AB - Context: Congenital hearing loss affects between 1 and 3 out of every 1000 children. Screening of all neonates has been made possible by the development of portable automated devices. Universal screening is a 2-stage screening process using automated transient-evoked otoacoustic emissions, followed when indicated by automated auditory brain response testing. Targeted screening reserves the 2-stage screening process for those infants at risk for congenital hearing loss. Objective: To compare the expected costs and benefits of targeted screening with universal screening for the detection of significant bilateral congenital hearing loss. Design: Cost-effectiveness analysis from the health care system perspective, including costs directly related to screening and initial follow-up evaluation. Main Outcome Measures: Number of cases identified, number of false positives, and cost per case. Results: For every 100 000 newborns screened, universal screening detects 86 of 110 cases of congenital hearing loss, at a cost of $11 650 per case identified. Targeted screening identifies 51 of 110 cases, at $3120 per case identified. Universal screening produces 320 false-positive results, 304 more than targeted screening. Switching to universal screening from targeted screening would cost an additional $23 930 for each extra case detected. Conclusions: Universal screening detects more cases of congenital hearing loss, at the expense of both greater cost and more false-positive screening results. Little is known about the negative impact of false-positive screening and about the benefits of early intervention for congenital hearing loss. Those who advocate adoption of universal screening should be aware not only of the direct costs of universal screening, but of the indirect costs and strategies to increase the benefits of screening.

UR - http://www.scopus.com/inward/record.url?scp=0034023347&partnerID=8YFLogxK
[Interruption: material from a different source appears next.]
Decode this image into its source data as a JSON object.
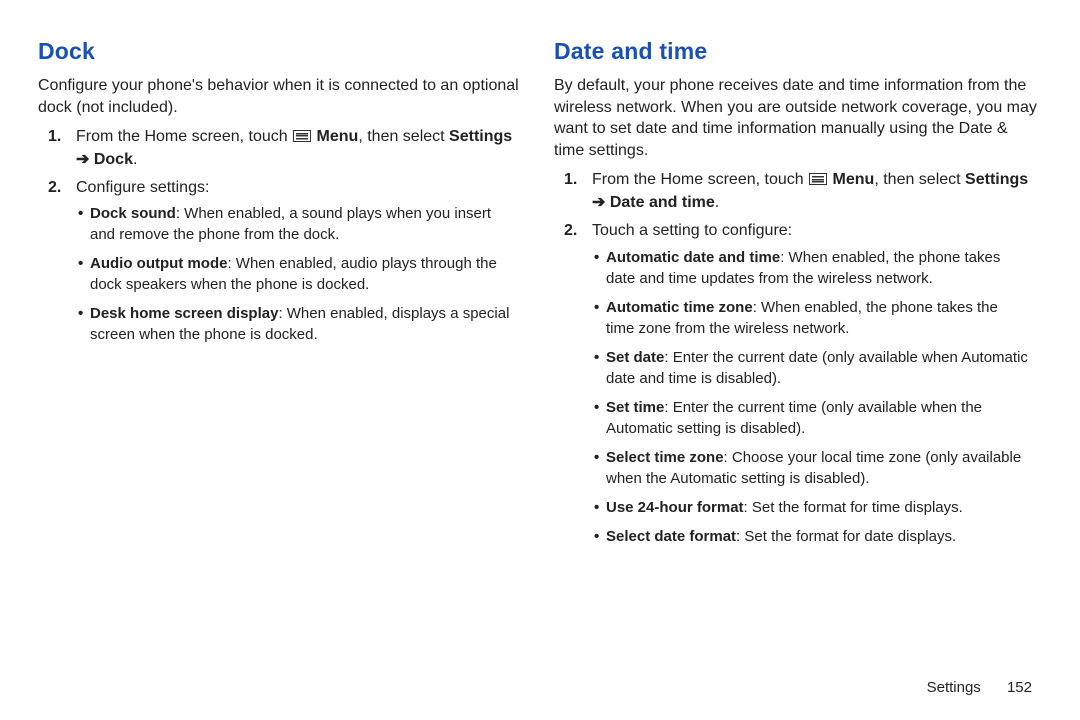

UR - http://www.scopus.com/inward/citedby.url?scp=0034023347&partnerID=8YFLogxK

M3 - Article

VL - 154

SP - 484

EP - 488

JO - JAMA Pediatrics

JF - JAMA Pediatrics

SN - 2168-6203

IS - 5

ER -